Peter Weir's The Way Back enters the canon of survival films as perhaps the most sadistically intent on making you feel as much of its subjects' physical agony as possible. Despite its impeccable awards pedigree and prestige pic status, it may be too straight-up harrowing to get much traction, either with the Academy voters or at the box office. For those with the fortitude to take the plunge, it offers an intense, morally thorny exploration of the limits of human endurance.

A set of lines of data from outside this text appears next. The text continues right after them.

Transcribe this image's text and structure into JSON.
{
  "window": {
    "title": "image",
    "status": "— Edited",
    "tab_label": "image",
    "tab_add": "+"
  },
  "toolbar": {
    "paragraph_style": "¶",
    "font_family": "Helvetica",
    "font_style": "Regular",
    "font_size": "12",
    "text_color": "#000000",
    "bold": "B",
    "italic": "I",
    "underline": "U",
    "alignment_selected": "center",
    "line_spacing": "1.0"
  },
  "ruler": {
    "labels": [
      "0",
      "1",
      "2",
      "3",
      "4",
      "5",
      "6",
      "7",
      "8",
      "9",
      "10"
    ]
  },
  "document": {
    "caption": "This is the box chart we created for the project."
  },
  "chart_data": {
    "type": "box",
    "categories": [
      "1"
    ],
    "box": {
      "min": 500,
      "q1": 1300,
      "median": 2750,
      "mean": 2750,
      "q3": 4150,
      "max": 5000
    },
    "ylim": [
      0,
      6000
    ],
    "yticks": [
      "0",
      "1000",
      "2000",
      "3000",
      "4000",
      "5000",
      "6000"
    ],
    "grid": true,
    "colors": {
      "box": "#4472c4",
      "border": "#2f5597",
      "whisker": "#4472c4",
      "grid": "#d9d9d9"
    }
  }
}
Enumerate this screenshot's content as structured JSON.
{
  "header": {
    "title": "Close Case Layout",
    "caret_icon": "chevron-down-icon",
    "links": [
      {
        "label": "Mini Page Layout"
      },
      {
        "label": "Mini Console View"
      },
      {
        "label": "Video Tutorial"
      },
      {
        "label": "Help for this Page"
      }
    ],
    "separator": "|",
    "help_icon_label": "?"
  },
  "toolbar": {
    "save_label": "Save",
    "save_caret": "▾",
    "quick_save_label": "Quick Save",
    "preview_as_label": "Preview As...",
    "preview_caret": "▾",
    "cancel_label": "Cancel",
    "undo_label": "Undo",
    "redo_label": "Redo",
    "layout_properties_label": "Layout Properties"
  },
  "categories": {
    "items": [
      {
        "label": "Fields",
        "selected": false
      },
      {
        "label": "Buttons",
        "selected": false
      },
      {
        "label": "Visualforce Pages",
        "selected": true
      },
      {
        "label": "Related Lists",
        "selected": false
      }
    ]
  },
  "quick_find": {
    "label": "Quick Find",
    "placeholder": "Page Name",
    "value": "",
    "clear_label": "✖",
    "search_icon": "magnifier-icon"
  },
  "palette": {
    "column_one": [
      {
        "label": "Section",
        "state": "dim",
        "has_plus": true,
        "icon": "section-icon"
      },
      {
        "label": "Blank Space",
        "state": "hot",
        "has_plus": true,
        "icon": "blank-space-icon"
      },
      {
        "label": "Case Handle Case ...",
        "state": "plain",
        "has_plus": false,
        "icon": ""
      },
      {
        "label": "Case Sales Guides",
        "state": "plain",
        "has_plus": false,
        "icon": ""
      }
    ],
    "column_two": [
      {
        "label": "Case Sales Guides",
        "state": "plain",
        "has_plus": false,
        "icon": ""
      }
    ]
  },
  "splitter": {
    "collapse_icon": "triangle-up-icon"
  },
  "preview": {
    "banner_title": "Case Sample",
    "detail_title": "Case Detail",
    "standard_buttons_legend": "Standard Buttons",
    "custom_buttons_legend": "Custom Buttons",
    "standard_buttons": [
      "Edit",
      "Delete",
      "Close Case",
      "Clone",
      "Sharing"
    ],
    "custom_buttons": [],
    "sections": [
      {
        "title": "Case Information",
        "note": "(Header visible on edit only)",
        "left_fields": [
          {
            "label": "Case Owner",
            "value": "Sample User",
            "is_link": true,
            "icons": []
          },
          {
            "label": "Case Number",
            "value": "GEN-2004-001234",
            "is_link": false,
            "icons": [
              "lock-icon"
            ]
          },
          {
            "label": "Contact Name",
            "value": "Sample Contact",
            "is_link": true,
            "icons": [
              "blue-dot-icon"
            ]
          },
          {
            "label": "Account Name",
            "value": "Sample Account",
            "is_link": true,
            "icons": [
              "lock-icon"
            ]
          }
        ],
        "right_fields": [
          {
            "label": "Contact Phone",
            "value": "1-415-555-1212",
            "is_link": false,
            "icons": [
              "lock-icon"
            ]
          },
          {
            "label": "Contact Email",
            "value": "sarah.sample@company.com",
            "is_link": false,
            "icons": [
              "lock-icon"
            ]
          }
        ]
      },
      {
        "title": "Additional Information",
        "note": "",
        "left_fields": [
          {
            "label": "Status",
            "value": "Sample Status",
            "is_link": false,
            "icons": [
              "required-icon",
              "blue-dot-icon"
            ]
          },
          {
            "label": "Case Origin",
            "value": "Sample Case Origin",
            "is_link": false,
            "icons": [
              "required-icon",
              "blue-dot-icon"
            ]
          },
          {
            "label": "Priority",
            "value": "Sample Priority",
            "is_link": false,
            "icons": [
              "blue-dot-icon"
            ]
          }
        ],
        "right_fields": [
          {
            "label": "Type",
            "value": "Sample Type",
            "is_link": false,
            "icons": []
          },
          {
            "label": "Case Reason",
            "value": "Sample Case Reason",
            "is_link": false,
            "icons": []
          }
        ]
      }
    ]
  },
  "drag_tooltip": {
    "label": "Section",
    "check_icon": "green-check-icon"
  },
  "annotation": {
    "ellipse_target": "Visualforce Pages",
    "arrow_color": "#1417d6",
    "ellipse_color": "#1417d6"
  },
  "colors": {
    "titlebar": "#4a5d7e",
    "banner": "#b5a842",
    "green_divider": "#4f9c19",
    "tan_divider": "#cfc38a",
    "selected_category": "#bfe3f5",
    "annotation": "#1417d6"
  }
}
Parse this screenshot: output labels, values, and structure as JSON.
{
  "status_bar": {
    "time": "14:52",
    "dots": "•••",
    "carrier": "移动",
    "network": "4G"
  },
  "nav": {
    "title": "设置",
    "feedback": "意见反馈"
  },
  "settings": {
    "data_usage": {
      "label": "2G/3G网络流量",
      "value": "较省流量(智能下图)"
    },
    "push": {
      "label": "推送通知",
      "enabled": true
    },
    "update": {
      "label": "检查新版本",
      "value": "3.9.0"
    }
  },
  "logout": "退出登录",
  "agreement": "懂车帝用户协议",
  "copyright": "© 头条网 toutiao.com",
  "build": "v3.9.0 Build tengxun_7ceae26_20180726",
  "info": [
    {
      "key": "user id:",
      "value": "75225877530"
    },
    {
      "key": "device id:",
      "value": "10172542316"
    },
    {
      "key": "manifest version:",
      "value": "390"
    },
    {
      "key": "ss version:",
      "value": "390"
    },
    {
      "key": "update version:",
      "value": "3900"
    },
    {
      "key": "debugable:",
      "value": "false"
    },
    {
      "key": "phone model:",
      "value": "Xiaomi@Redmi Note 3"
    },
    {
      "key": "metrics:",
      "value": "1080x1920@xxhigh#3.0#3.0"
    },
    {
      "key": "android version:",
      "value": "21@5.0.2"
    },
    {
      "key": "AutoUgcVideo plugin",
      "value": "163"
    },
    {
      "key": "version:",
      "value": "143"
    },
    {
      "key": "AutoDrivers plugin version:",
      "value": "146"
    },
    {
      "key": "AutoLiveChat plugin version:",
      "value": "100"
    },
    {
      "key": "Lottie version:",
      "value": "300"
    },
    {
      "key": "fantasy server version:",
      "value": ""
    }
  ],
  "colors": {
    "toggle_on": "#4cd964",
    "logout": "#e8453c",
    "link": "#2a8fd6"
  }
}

Weir, the great Australian director of Picnic at Hanging Rock, Gallipoli, and The Truman Show, is notoriously selective with his projects, and makes a film a couple times a decade. This purportedly true story, based on the ghostwritten memoir of Slavomir Rawicz (called The Long Walk, not to be confused with the great early Stephen King novella), obviously means a lot to Weir, and the movie gleams with painstaking effort. According to Rawicz, he and his companions escaped a Siberian gulag in 1940 and crossed the continent due south – on foot, armed with a single knife and one sack's worth of food – to emerge from the Himalayas into India in 1941.